'Legal profession not corrupt'
Daraine Luton, Senior Staff Reporter
THE JAMAICAN Bar Association is insisting that the number of complaints being made against lawyers is not an indication of a rotten profession.
The annual report of the General Legal Council (GLC) for 2008-2009 states that at the beginning of this fiscal year, there were 409 pending complaints, as well as an additional 128 new complaints that had been filed against attorneys-at-law.
Cabinet considered the GLC report in January.
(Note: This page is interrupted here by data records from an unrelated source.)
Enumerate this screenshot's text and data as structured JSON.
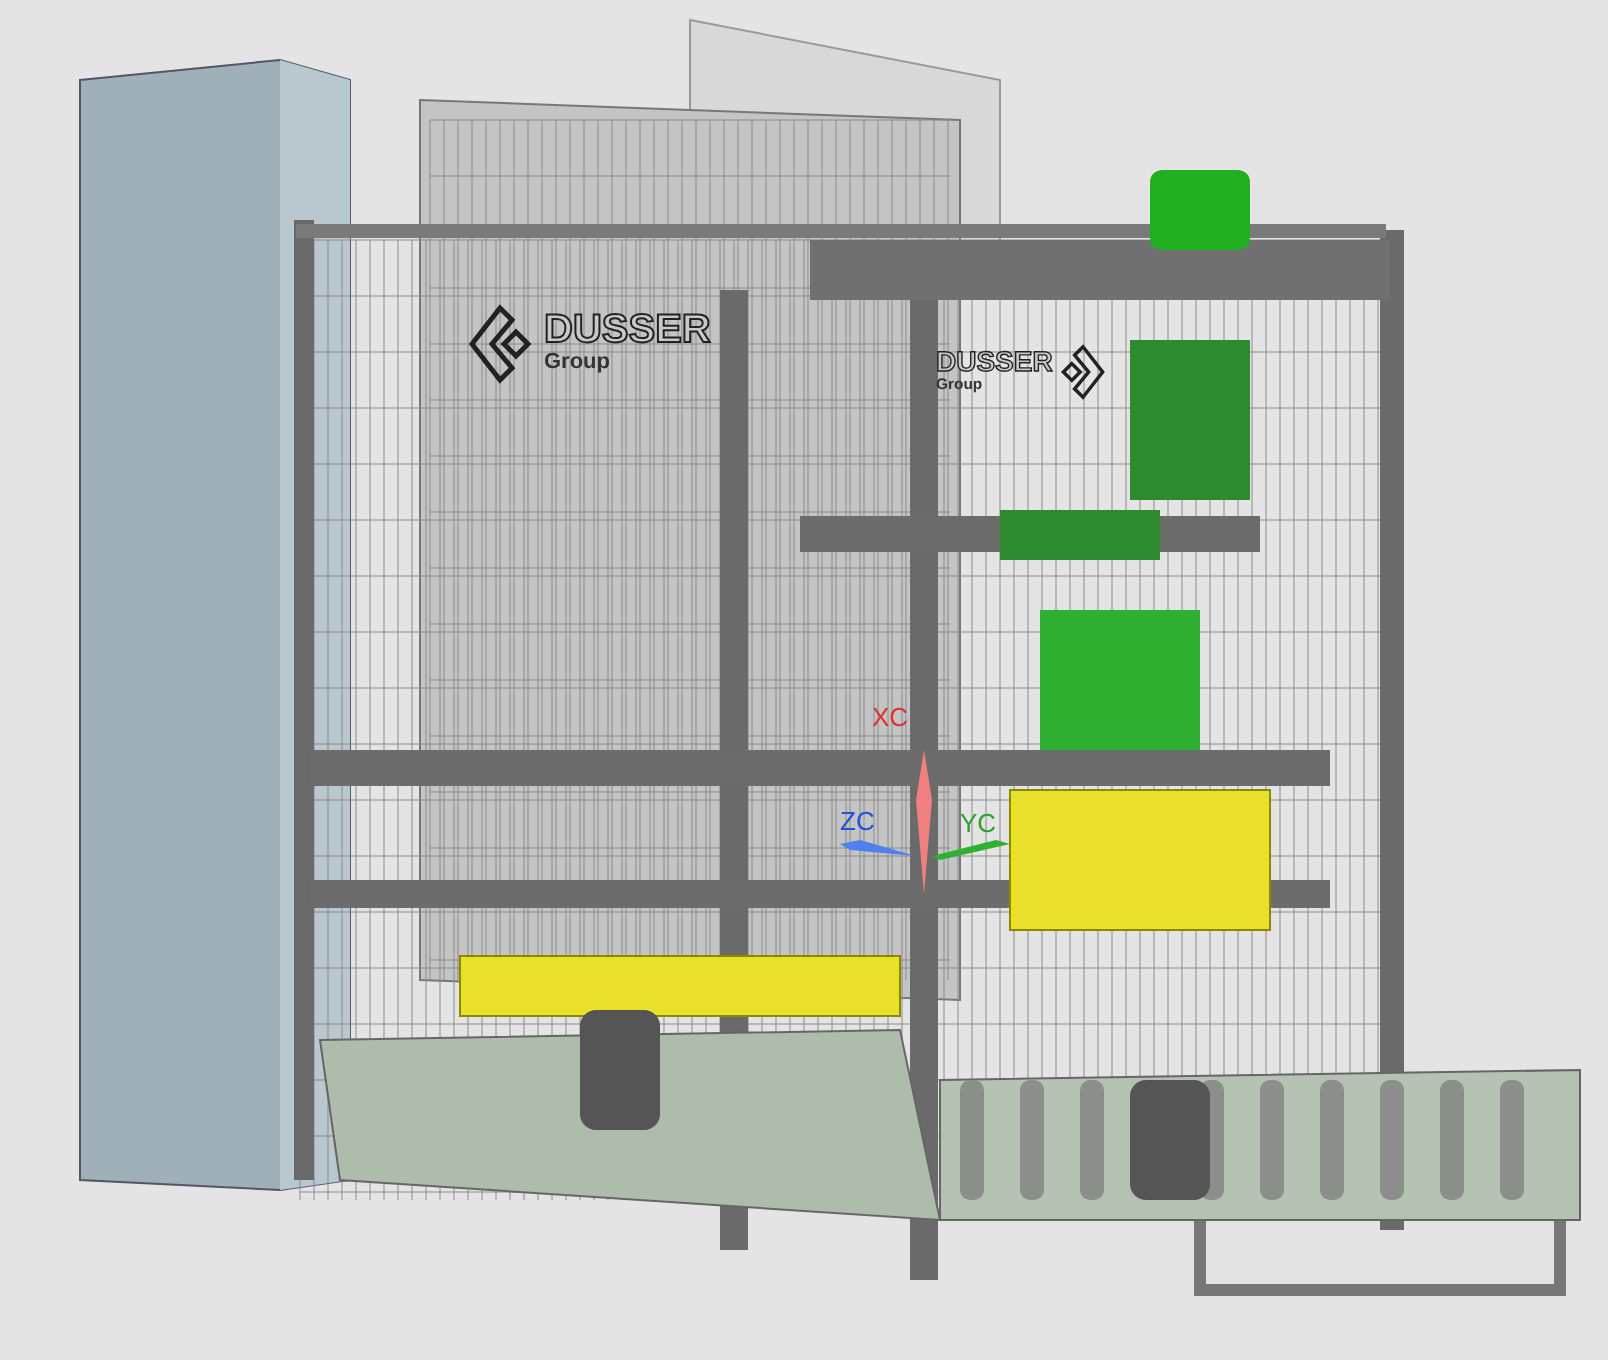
{
  "viewport": {
    "logos": [
      {
        "kind": "front",
        "name": "DUSSER",
        "tagline": "Group"
      },
      {
        "kind": "back",
        "name": "DUSSER",
        "tagline": "Group"
      }
    ],
    "triad": {
      "axes": [
        {
          "kind": "up",
          "label": "XC",
          "color": "#e03030"
        },
        {
          "kind": "left",
          "label": "ZC",
          "color": "#2050e0"
        },
        {
          "kind": "right",
          "label": "YC",
          "color": "#30a030"
        }
      ]
    }
  }
}
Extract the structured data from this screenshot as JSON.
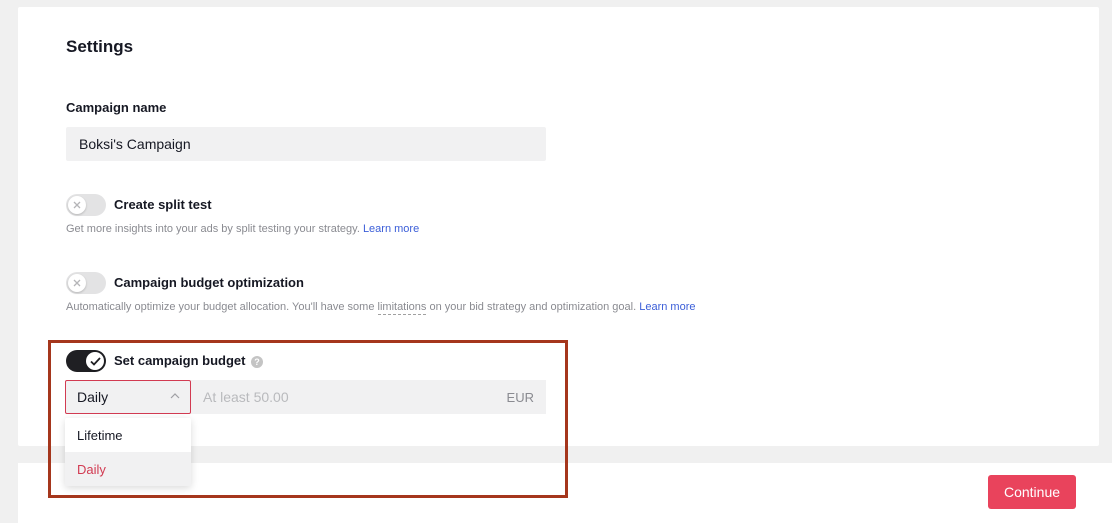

The full report is to be tabled in Parliament by Justice Minister Dorothy Lightbourne.
Yesterday, the Bar association's president, Jacqueline Samuels-Brown, told
that the legal profession ought not be judged by the number of complaints made against lawyers.
"What you have to look at is the number of convictions," Samuels-Brown said.
During the last fiscal year, orders were made against nine attorneys who were found guilty of professional misconduct, and the names of three lawyers were struck off the GLC roll.
Samuels-Brown stressed that Jamaica still operates with the understanding that it is not enough to make allegations as accusations must be proven true.
"It is interesting that you have such a great disparity between the number of complaints and the number of cases where the lawyers are adjudged to be in breach," she said.
Samuels-Brown also pointed out that neither the association nor individual lawyers were privy to the complaints which were made to the GLC.
She, however, said that some of the complaints made did not merit disciplinary intervention.
"Some complaints arise out of a misunderstanding or a miscommunication between lawyers and their clients. Some-times what it is is what we refer to as buyer's remorse - you didn't get the result you wanted or expected," Samuels-Brown said.
Call for mediation facility
She also said that among the cases against lawyers are reports that emanate from the GLC itself against attorneys who have failed to satisfy some regulatory requirements.
Meanwhile, Samuels-Brown said the Bar has called for a mediation facility to be set up to deal with complaints made against attorneys.
"If there is a mechanism in place for mediation, it can assist. As president of the Bar association, citizens will write to me from time to time indicating difficulties and making 'complaints' against attorneys. With informed intervention, you can resolve those matters very quickly, less painfully and to the satisfaction of both the layman and the attorney," Samuels-Brown said.